• Required work: Once you have read the entries below, write them all out again exactly.

App and web page records
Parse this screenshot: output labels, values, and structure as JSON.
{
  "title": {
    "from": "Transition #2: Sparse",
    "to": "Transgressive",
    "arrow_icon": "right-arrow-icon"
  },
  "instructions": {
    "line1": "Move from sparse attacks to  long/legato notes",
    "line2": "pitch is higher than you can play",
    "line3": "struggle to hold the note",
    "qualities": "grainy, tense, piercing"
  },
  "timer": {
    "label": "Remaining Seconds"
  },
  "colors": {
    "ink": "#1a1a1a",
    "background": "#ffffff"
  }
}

• Written answer:
Parse this screenshot: output labels, values, and structure as JSON.
{
  "title": {
    "from": "Transition #2: Sparse",
    "to": "Transgressive",
    "arrow_icon": "right-arrow-icon"
  },
  "instructions": {
    "line1": "Move from sparse attacks to  long/legato notes",
    "line2": "pitch is higher than you can play",
    "line3": "struggle to hold the note",
    "qualities": "grainy, tense, piercing"
  },
  "timer": {
    "label": "Remaining Seconds"
  },
  "colors": {
    "ink": "#1a1a1a",
    "background": "#ffffff"
  }
}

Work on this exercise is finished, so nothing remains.